By Kenneth Carter
Hurricane Harvey may have been downgraded to a tropical storm, but it still is pummeling Texas’ Gulf Coast and dumping an unprecedented amount of rain on Houston and other cities in its path.
As of Sunday, about 22 percent of the U.S.’s oil production had been “shut in,” according to the Bureau of Safety and Environmental Enforcement.
In addition to oil production, Texas produces more than 21,000 MW of electricity a year from wind. Could Harvey have an impact on the wind industry?
If there is any good news coming from the storm, it’s that Harvey shouldn’t have much or any effect on the more than 40 wind projects that call Texas home, according to Edward Einowski, who is a partner at Stoel Rives LLP where he specializes in renewable energy project finance and development.
Einowski represents developers (including biomass, wind, solar, hydro, and geothermal), primary investors, tax-equity investors, biofuel producers, investment-banking firms, commercial banks, and other financial institutions. He has published articles on renewable energy and is a prominent speaker at renewable energy conferences in the U.S. and internationally.
“I’m not sure Harvey will have much of a direct impact on Texas’ wind-energy generation, as relatively few wind projects are located in the southern part of the state,” he said. “Most are in the central part near the panhandle where the wind regime is excellent.”
However, he did warn that since the wind that generates power is never constant, that it could have some impact on restoring electrical power.

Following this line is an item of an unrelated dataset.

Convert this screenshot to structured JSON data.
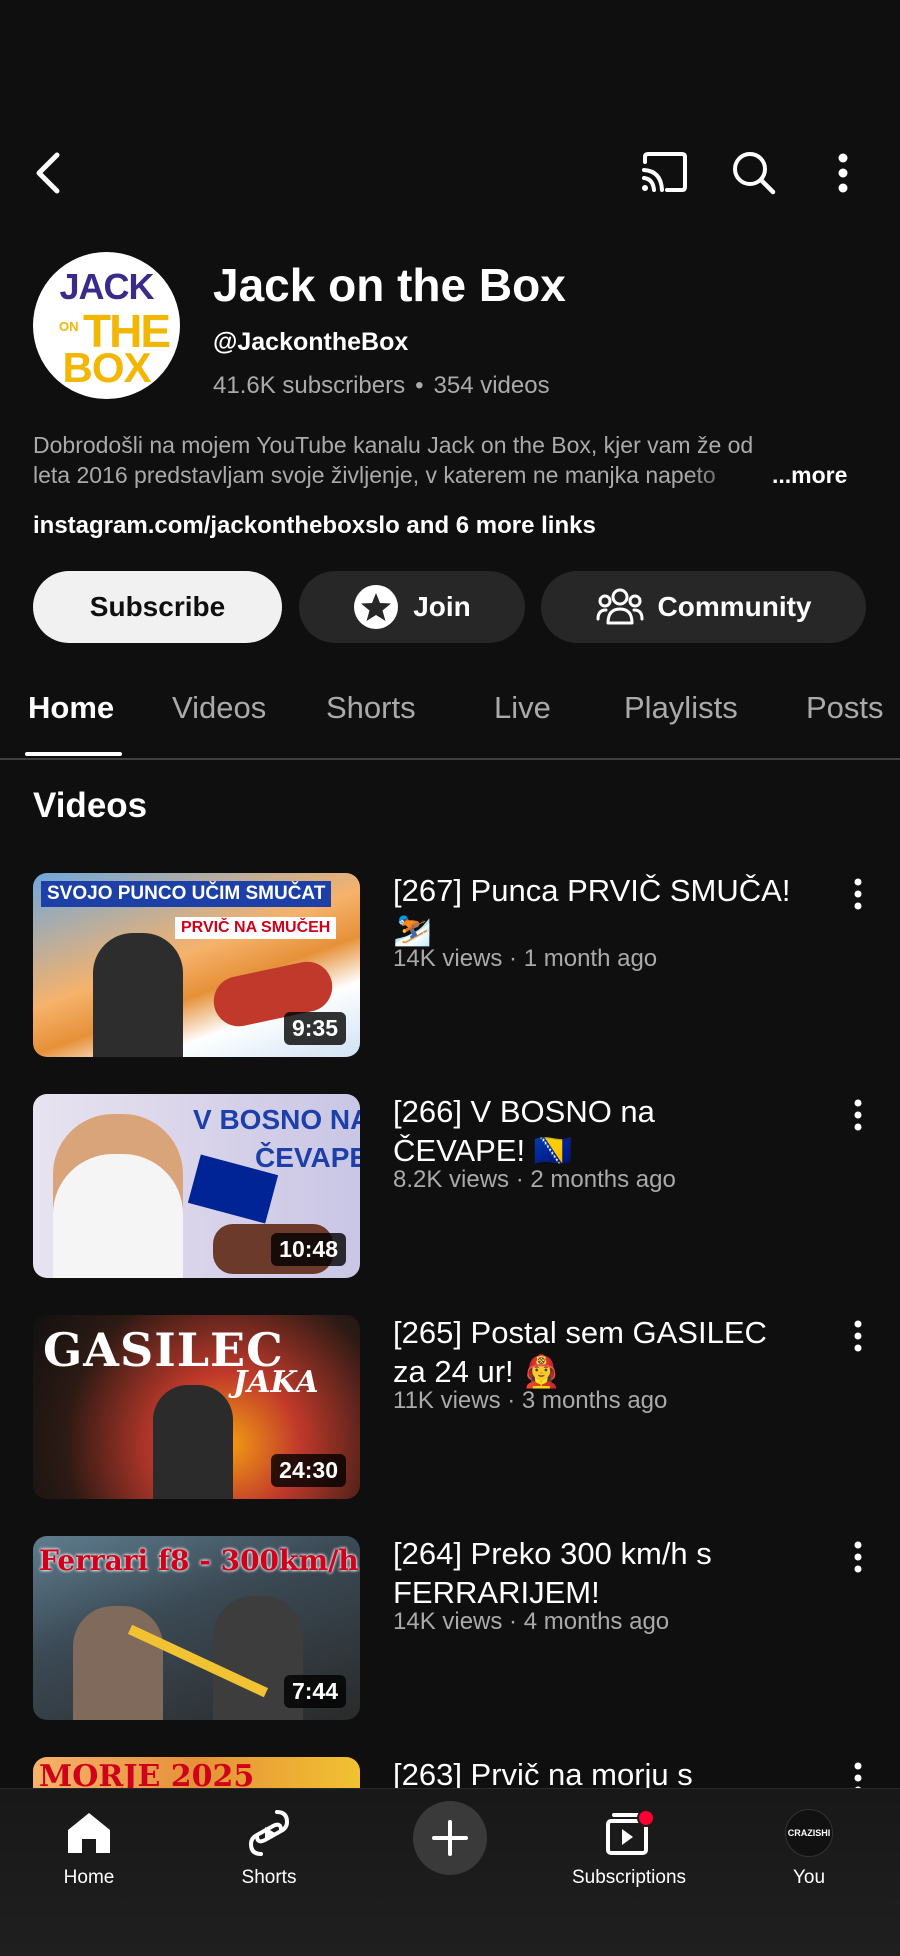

“The intermittency of wind may provide some challenges in restoring service to those areas that got knocked out by Harvey,” Einowski said. “But other than the scale of the outages (which may end up being quite large), I am not sure there is much unusual in that regard.”
At one point over the weekend, more than 213,000 people along the Texas Gulf Coast were without power, according to Electric Reliability Council of Texas.